(Stored data)

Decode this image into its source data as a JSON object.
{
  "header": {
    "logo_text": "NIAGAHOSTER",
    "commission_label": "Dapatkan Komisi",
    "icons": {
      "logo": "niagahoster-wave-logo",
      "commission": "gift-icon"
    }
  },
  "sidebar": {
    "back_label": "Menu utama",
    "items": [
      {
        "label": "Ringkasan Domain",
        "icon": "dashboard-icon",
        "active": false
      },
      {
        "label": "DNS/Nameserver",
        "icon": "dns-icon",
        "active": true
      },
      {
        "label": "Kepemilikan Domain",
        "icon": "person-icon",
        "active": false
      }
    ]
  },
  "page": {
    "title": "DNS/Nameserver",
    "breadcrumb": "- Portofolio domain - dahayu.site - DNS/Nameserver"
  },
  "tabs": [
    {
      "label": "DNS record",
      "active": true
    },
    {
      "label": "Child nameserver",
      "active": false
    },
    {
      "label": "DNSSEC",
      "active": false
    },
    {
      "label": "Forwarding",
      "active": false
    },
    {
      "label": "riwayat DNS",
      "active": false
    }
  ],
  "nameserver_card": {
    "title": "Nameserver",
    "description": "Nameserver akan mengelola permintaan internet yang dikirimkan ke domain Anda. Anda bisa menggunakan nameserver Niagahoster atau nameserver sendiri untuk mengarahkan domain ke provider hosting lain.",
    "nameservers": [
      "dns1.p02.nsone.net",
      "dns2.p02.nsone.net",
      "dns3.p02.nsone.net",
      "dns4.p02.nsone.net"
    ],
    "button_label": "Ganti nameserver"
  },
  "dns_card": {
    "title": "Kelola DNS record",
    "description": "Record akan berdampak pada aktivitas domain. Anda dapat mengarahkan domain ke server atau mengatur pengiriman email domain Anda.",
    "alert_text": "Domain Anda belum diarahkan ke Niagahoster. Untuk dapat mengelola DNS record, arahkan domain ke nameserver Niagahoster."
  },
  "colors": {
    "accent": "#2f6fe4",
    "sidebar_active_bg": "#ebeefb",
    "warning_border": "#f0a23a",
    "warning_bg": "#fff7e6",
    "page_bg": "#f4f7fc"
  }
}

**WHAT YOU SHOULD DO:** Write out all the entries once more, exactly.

**RESPONSE TO THE TASK:**
Decode this image into its source data as a JSON object.
{
  "header": {
    "logo_text": "NIAGAHOSTER",
    "commission_label": "Dapatkan Komisi",
    "icons": {
      "logo": "niagahoster-wave-logo",
      "commission": "gift-icon"
    }
  },
  "sidebar": {
    "back_label": "Menu utama",
    "items": [
      {
        "label": "Ringkasan Domain",
        "icon": "dashboard-icon",
        "active": false
      },
      {
        "label": "DNS/Nameserver",
        "icon": "dns-icon",
        "active": true
      },
      {
        "label": "Kepemilikan Domain",
        "icon": "person-icon",
        "active": false
      }
    ]
  },
  "page": {
    "title": "DNS/Nameserver",
    "breadcrumb": "- Portofolio domain - dahayu.site - DNS/Nameserver"
  },
  "tabs": [
    {
      "label": "DNS record",
      "active": true
    },
    {
      "label": "Child nameserver",
      "active": false
    },
    {
      "label": "DNSSEC",
      "active": false
    },
    {
      "label": "Forwarding",
      "active": false
    },
    {
      "label": "riwayat DNS",
      "active": false
    }
  ],
  "nameserver_card": {
    "title": "Nameserver",
    "description": "Nameserver akan mengelola permintaan internet yang dikirimkan ke domain Anda. Anda bisa menggunakan nameserver Niagahoster atau nameserver sendiri untuk mengarahkan domain ke provider hosting lain.",
    "nameservers": [
      "dns1.p02.nsone.net",
      "dns2.p02.nsone.net",
      "dns3.p02.nsone.net",
      "dns4.p02.nsone.net"
    ],
    "button_label": "Ganti nameserver"
  },
  "dns_card": {
    "title": "Kelola DNS record",
    "description": "Record akan berdampak pada aktivitas domain. Anda dapat mengarahkan domain ke server atau mengatur pengiriman email domain Anda.",
    "alert_text": "Domain Anda belum diarahkan ke Niagahoster. Untuk dapat mengelola DNS record, arahkan domain ke nameserver Niagahoster."
  },
  "colors": {
    "accent": "#2f6fe4",
    "sidebar_active_bg": "#ebeefb",
    "warning_border": "#f0a23a",
    "warning_bg": "#fff7e6",
    "page_bg": "#f4f7fc"
  }
}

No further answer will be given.